### PROVIDED MATERIAL ###
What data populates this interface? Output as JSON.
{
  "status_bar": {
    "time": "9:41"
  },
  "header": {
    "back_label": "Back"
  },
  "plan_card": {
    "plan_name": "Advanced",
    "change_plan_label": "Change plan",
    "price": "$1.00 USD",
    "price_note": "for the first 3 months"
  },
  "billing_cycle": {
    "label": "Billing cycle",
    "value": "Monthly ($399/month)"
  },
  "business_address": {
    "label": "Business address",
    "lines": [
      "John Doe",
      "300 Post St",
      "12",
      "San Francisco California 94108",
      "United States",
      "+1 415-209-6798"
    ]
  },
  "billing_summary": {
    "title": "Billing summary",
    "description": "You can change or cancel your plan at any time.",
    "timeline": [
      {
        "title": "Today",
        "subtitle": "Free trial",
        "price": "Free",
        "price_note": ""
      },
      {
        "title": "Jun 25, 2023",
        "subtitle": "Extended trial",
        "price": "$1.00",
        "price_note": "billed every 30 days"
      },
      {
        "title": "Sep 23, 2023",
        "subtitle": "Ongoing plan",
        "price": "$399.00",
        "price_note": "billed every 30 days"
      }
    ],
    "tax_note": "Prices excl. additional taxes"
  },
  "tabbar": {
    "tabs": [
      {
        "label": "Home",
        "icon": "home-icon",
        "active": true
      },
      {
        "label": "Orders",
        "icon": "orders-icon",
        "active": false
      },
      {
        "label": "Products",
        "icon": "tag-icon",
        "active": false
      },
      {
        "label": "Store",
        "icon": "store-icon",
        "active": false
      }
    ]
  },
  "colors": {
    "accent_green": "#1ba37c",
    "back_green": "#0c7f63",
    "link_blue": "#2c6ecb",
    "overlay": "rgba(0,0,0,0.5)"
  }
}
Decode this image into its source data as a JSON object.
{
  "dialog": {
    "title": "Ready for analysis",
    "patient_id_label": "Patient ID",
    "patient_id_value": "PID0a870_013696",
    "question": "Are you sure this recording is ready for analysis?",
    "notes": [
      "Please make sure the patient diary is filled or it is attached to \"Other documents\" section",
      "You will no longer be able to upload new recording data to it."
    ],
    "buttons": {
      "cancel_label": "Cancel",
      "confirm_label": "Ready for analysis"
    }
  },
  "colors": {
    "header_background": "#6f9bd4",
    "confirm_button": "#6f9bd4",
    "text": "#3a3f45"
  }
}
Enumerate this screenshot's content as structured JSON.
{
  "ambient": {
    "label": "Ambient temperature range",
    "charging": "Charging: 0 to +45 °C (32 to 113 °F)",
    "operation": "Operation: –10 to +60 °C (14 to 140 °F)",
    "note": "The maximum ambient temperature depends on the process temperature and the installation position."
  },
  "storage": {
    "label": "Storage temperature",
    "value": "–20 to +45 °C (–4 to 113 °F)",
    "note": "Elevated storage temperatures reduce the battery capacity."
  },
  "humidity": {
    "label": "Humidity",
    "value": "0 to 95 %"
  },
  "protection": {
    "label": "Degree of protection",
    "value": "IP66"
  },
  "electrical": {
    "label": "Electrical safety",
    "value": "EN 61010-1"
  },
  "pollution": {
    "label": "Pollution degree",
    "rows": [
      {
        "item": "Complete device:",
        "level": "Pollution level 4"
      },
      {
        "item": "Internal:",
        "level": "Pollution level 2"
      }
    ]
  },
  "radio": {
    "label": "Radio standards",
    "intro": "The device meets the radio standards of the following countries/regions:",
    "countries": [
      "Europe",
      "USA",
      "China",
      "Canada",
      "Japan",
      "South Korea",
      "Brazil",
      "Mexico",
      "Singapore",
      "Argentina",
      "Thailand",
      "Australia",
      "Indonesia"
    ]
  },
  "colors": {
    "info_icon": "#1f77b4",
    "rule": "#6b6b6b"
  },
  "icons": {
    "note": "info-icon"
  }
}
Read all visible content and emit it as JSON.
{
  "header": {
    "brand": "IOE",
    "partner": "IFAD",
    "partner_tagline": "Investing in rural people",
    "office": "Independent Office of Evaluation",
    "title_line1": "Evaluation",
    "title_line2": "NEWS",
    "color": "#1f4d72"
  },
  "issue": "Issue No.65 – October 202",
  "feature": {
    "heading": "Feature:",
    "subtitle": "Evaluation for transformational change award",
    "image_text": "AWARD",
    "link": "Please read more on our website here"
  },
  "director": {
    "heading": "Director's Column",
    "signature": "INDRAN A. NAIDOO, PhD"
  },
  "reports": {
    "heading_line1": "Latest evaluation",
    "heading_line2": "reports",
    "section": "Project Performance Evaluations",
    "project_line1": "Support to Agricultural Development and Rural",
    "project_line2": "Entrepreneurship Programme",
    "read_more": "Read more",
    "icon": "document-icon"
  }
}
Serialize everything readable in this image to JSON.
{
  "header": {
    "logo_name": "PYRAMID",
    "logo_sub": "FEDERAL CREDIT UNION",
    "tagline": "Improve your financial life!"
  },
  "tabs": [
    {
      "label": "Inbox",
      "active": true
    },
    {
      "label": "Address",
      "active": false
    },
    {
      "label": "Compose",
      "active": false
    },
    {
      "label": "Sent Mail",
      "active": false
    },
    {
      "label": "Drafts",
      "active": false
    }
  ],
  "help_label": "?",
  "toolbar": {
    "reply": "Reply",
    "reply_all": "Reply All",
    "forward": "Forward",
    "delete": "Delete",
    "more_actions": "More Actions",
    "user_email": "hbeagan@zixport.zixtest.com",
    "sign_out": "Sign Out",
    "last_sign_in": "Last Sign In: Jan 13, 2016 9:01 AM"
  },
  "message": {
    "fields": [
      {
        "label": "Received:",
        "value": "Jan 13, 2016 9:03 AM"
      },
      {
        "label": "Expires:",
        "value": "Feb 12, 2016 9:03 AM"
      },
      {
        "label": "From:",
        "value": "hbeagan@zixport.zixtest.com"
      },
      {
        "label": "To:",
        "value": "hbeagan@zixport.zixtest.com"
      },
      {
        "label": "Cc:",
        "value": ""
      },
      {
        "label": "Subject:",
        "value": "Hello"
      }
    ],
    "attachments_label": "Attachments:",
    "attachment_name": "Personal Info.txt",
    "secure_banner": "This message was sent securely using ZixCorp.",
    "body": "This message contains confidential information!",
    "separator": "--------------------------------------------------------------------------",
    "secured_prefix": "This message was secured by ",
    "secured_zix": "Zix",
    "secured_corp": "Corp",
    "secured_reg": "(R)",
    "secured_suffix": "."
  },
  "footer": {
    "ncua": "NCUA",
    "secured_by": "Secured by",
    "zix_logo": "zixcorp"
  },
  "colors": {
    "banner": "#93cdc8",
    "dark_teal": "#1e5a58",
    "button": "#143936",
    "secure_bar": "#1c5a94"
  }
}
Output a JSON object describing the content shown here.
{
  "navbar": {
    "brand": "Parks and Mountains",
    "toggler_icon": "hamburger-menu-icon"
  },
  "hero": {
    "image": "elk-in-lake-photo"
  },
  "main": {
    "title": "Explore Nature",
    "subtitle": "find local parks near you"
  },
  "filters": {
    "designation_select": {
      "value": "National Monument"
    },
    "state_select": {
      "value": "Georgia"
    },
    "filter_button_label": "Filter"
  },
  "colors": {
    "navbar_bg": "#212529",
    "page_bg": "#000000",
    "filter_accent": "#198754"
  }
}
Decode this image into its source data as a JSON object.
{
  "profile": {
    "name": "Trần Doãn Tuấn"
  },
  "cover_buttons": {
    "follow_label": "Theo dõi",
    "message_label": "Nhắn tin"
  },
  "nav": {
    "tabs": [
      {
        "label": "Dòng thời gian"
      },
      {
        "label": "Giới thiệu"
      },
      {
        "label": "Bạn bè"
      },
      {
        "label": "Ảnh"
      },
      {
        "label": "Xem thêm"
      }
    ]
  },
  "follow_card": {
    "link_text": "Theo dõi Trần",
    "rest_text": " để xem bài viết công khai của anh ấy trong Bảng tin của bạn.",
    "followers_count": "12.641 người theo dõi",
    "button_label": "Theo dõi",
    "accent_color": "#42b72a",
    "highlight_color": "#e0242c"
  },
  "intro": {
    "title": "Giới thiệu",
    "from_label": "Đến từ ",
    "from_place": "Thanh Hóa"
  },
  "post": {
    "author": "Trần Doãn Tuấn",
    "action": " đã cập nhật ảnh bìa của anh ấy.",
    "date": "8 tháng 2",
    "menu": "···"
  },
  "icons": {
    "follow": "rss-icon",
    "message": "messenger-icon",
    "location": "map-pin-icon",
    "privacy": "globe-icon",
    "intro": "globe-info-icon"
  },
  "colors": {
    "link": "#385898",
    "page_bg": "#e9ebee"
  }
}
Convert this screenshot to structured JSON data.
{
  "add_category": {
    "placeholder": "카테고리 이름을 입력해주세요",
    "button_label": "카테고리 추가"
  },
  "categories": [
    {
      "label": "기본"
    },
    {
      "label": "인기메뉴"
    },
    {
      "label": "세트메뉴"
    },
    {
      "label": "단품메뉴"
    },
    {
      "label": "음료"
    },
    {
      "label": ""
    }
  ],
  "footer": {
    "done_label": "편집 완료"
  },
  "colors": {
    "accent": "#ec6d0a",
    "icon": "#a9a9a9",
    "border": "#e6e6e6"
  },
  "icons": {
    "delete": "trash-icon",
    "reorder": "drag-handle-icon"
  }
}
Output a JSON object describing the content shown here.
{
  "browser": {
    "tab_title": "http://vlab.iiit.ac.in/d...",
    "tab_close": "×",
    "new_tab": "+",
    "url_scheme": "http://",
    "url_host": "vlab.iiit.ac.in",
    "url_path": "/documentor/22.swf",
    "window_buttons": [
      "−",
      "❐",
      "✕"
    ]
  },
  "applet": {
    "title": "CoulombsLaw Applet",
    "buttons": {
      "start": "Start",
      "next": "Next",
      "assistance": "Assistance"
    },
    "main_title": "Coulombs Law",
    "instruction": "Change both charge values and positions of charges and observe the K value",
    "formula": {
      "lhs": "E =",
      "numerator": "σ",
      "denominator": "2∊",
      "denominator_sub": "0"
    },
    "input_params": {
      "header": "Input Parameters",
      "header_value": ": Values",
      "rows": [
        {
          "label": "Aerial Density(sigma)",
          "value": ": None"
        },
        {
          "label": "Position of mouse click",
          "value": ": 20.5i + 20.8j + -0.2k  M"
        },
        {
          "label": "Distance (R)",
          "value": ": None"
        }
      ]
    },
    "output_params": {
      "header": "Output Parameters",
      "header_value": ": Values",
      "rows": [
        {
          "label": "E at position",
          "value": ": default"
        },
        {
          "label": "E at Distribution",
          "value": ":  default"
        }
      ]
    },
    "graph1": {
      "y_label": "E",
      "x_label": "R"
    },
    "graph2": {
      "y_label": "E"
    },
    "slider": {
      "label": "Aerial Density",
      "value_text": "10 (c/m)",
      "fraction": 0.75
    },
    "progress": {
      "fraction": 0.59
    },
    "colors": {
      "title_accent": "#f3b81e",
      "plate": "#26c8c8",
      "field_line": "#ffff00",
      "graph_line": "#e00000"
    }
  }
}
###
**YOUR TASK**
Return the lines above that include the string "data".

**EXERCISE RESULT**
What data populates this interface? Output as JSON.
Decode this image into its source data as a JSON object.
      "You will no longer be able to upload new recording data to it."
Decode this image into its source data as a JSON object.
Convert this screenshot to structured JSON data.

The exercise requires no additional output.